by Ben Goldacre
That's about a tenth of our GDP. No wonder the Daily Mail was worried too: "The network had 1.3 million users sharing files online at midday on a weekday. If each of those downloaded just one file per day, this would amount to 4.73bn items being consumed for free every year." Now I am always suspicious of this industry, because they have produced a lot of dodgy figures over the years. I also doubt that every download is lost revenue since, for example, people who download more also buy more music. I'd like more details.
So where do these notions of so many billions in lost revenue come from? I found the original report. It was written by some academics you can hire in a unit at UCL called Ciber, the Centre for Information Behaviour and the Evaluation of Research (which "seeks to inform by countering idle speculation and uninformed opinion with the facts"). The report was commissioned by a government body called Sabip, the Strategic Advisory Board for Intellectual Property. On the billions lost it says: "Estimates as to the overall lost revenues if we include all creative industries whose products can be copied digitally, or counterfeited, reach £10bn (IP rights, 2004), conservatively, as our figure is from 2004, and a loss of 4,000 jobs."
What is the origin of this conservative figure? I hunted down the full Ciber documents, found the references section, and followed the web link, which led to a 2004 press release from a private legal firm called Rouse who specialise in intellectual property law. This press release was not about the £10bn figure. It was, in fact, a one-page document, which simply welcomed the government setting up an intellectual property theft strategy. In a short section headed "background", among five other points, it says: "Rights owners have estimated that last year alone counterfeiting and piracy cost the UK economy £10bn and 4,000 jobs." An industry estimate, as an aside, in a press release. Genius.

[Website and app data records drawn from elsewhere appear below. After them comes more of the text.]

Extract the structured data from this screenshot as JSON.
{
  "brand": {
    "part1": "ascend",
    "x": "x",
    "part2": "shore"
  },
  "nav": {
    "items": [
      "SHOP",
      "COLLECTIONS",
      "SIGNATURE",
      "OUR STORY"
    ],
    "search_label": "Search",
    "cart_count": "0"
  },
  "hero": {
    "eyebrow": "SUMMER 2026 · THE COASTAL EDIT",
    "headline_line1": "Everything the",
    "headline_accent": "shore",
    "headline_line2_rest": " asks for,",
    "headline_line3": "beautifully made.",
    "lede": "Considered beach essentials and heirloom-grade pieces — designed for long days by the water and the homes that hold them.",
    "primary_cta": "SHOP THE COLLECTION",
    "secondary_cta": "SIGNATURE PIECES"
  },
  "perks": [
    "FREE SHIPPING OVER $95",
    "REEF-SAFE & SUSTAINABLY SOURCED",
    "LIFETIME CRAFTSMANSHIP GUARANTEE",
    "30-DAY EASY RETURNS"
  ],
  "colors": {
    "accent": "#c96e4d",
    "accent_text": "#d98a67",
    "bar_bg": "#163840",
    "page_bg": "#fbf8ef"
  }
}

But what about all these other figures in the media coverage? Lots of it revolved around the figure of 4.73bn items downloaded each year, worth £120bn. This means each downloaded item, software, movie, mp3, ebook, is worth about £25. This already seems rather high. I am not an economist, but to me, for example, an appropriate comparator for someone who downloads a film to watch it once might be the rental value, not the sale value.